• **TASK ITEM**
Please make sure what you return matches the listing below exactly, minus its pictures.

((

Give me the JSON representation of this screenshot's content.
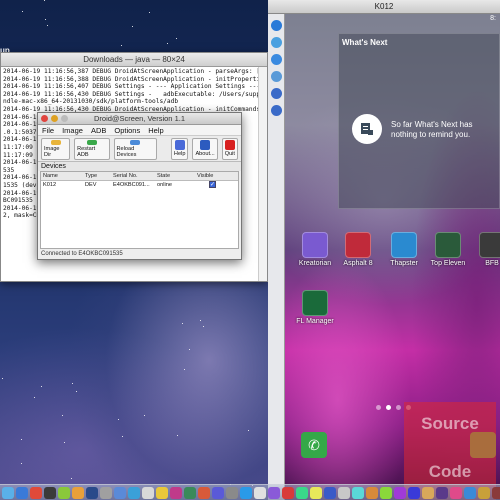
{
  "desktop": {
    "finder_label": "up"
  },
  "terminal": {
    "title": "Downloads — java — 80×24",
    "lines": [
      "2014-06-19 11:16:56,387 DEBUG DroidAtScreenApplication - parseArgs: []",
      "2014-06-19 11:16:56,388 DEBUG DroidAtScreenApplication - initProperties",
      "2014-06-19 11:16:56,407 DEBUG Settings - --- Application Settings ---",
      "2014-06-19 11:16:56,430 DEBUG Settings -   adbExecutable: /Users/suppakit/adt-bu",
      "ndle-mac-x86_64-20131030/sdk/platform-tools/adb",
      "2014-06-19 11:16:56,430 DEBUG DroidAtScreenApplication - initCommands",
      "2014-06-19 11:16:56,438 DEBUG DroidAtScreenApplication - initGUI",
      "2014-06-19",
      ".0.1:5037",
      "2014-06-19",
      "11:17:09 E/",
      "11:17:09 E/",
      "2014-06-19",
      "535",
      "2014-06-19",
      "1535 (device",
      "2014-06-19",
      "BC091535 (d",
      "2014-06-19",
      "2, mask=CHA"
    ]
  },
  "droid": {
    "title": "Droid@Screen, Version 1.1",
    "menu": [
      "File",
      "Image",
      "ADB",
      "Options",
      "Help"
    ],
    "toolbar": [
      {
        "label": "Image Dir",
        "icon": "folder-icon",
        "color": "#e8b43a"
      },
      {
        "label": "Restart ADB",
        "icon": "restart-icon",
        "color": "#3aa84a"
      },
      {
        "label": "Reload Devices",
        "icon": "reload-icon",
        "color": "#4a8ad8"
      },
      {
        "label": "Help",
        "icon": "help-icon",
        "color": "#4a6ad8"
      },
      {
        "label": "About...",
        "icon": "info-icon",
        "color": "#2c5bbf"
      },
      {
        "label": "Quit",
        "icon": "power-icon",
        "color": "#d82020"
      }
    ],
    "group_label": "Devices",
    "columns": [
      "Name",
      "Type",
      "Serial No.",
      "State",
      "Visible"
    ],
    "rows": [
      {
        "name": "K012",
        "type": "DEV",
        "serial": "E4OKBC091...",
        "state": "online",
        "visible": true
      }
    ],
    "status": "Connected to E4OKBC091535"
  },
  "android": {
    "window_title": "K012",
    "status_time": "8:",
    "card": {
      "title": "What's Next",
      "text": "So far What's Next has nothing to remind you."
    },
    "apps": [
      {
        "label": "Kreatorian",
        "color": "#7a5ad0"
      },
      {
        "label": "Asphalt 8",
        "color": "#c02a3a"
      },
      {
        "label": "Thapster",
        "color": "#2a8ad0"
      },
      {
        "label": "Top Eleven",
        "color": "#2a5a3a"
      },
      {
        "label": "BFB",
        "color": "#3a3a3a"
      },
      {
        "label": "FL Manager",
        "color": "#1a6a3a"
      }
    ]
  },
  "watermark": {
    "line1": "Source",
    "line2": "Code"
  },
  "dock_colors": [
    "#5ab0e8",
    "#3a7ad8",
    "#e04a3a",
    "#3a3a3a",
    "#8ac83a",
    "#e8a03a",
    "#2a4a8a",
    "#a0a0a0",
    "#5a8ad8",
    "#3aa0d8",
    "#d8d8d8",
    "#e8c83a",
    "#c03a8a",
    "#3a8a5a",
    "#d85a3a",
    "#5a5ad8",
    "#8a8a8a",
    "#2a9ae8",
    "#e0e0e0",
    "#8a5ad8",
    "#d83a3a",
    "#3ad88a",
    "#e8e85a",
    "#3a5ac8",
    "#c8c8c8",
    "#5ad8d8",
    "#d88a3a",
    "#8ad83a",
    "#a03ad8",
    "#3a3ad8",
    "#d8a85a",
    "#5a3a8a",
    "#e04a8a",
    "#3a8ad8",
    "#c8a03a",
    "#8a3a3a",
    "#3ad8a0",
    "#a0a0e8",
    "#e8a0a0",
    "#5a8a5a",
    "#d85ad8"
  ]
}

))

• **SOLUTION**
Give me the JSON representation of this screenshot's content.
{
  "desktop": {
    "finder_label": "up"
  },
  "terminal": {
    "title": "Downloads — java — 80×24",
    "lines": [
      "2014-06-19 11:16:56,387 DEBUG DroidAtScreenApplication - parseArgs: []",
      "2014-06-19 11:16:56,388 DEBUG DroidAtScreenApplication - initProperties",
      "2014-06-19 11:16:56,407 DEBUG Settings - --- Application Settings ---",
      "2014-06-19 11:16:56,430 DEBUG Settings -   adbExecutable: /Users/suppakit/adt-bu",
      "ndle-mac-x86_64-20131030/sdk/platform-tools/adb",
      "2014-06-19 11:16:56,430 DEBUG DroidAtScreenApplication - initCommands",
      "2014-06-19 11:16:56,438 DEBUG DroidAtScreenApplication - initGUI",
      "2014-06-19",
      ".0.1:5037",
      "2014-06-19",
      "11:17:09 E/",
      "11:17:09 E/",
      "2014-06-19",
      "535",
      "2014-06-19",
      "1535 (device",
      "2014-06-19",
      "BC091535 (d",
      "2014-06-19",
      "2, mask=CHA"
    ]
  },
  "droid": {
    "title": "Droid@Screen, Version 1.1",
    "menu": [
      "File",
      "Image",
      "ADB",
      "Options",
      "Help"
    ],
    "toolbar": [
      {
        "label": "Image Dir",
        "icon": "folder-icon",
        "color": "#e8b43a"
      },
      {
        "label": "Restart ADB",
        "icon": "restart-icon",
        "color": "#3aa84a"
      },
      {
        "label": "Reload Devices",
        "icon": "reload-icon",
        "color": "#4a8ad8"
      },
      {
        "label": "Help",
        "icon": "help-icon",
        "color": "#4a6ad8"
      },
      {
        "label": "About...",
        "icon": "info-icon",
        "color": "#2c5bbf"
      },
      {
        "label": "Quit",
        "icon": "power-icon",
        "color": "#d82020"
      }
    ],
    "group_label": "Devices",
    "columns": [
      "Name",
      "Type",
      "Serial No.",
      "State",
      "Visible"
    ],
    "rows": [
      {
        "name": "K012",
        "type": "DEV",
        "serial": "E4OKBC091...",
        "state": "online",
        "visible": true
      }
    ],
    "status": "Connected to E4OKBC091535"
  },
  "android": {
    "window_title": "K012",
    "status_time": "8:",
    "card": {
      "title": "What's Next",
      "text": "So far What's Next has nothing to remind you."
    },
    "apps": [
      {
        "label": "Kreatorian",
        "color": "#7a5ad0"
      },
      {
        "label": "Asphalt 8",
        "color": "#c02a3a"
      },
      {
        "label": "Thapster",
        "color": "#2a8ad0"
      },
      {
        "label": "Top Eleven",
        "color": "#2a5a3a"
      },
      {
        "label": "BFB",
        "color": "#3a3a3a"
      },
      {
        "label": "FL Manager",
        "color": "#1a6a3a"
      }
    ]
  },
  "watermark": {
    "line1": "Source",
    "line2": "Code"
  },
  "dock_colors": [
    "#5ab0e8",
    "#3a7ad8",
    "#e04a3a",
    "#3a3a3a",
    "#8ac83a",
    "#e8a03a",
    "#2a4a8a",
    "#a0a0a0",
    "#5a8ad8",
    "#3aa0d8",
    "#d8d8d8",
    "#e8c83a",
    "#c03a8a",
    "#3a8a5a",
    "#d85a3a",
    "#5a5ad8",
    "#8a8a8a",
    "#2a9ae8",
    "#e0e0e0",
    "#8a5ad8",
    "#d83a3a",
    "#3ad88a",
    "#e8e85a",
    "#3a5ac8",
    "#c8c8c8",
    "#5ad8d8",
    "#d88a3a",
    "#8ad83a",
    "#a03ad8",
    "#3a3ad8",
    "#d8a85a",
    "#5a3a8a",
    "#e04a8a",
    "#3a8ad8",
    "#c8a03a",
    "#8a3a3a",
    "#3ad8a0",
    "#a0a0e8",
    "#e8a0a0",
    "#5a8a5a",
    "#d85ad8"
  ]
}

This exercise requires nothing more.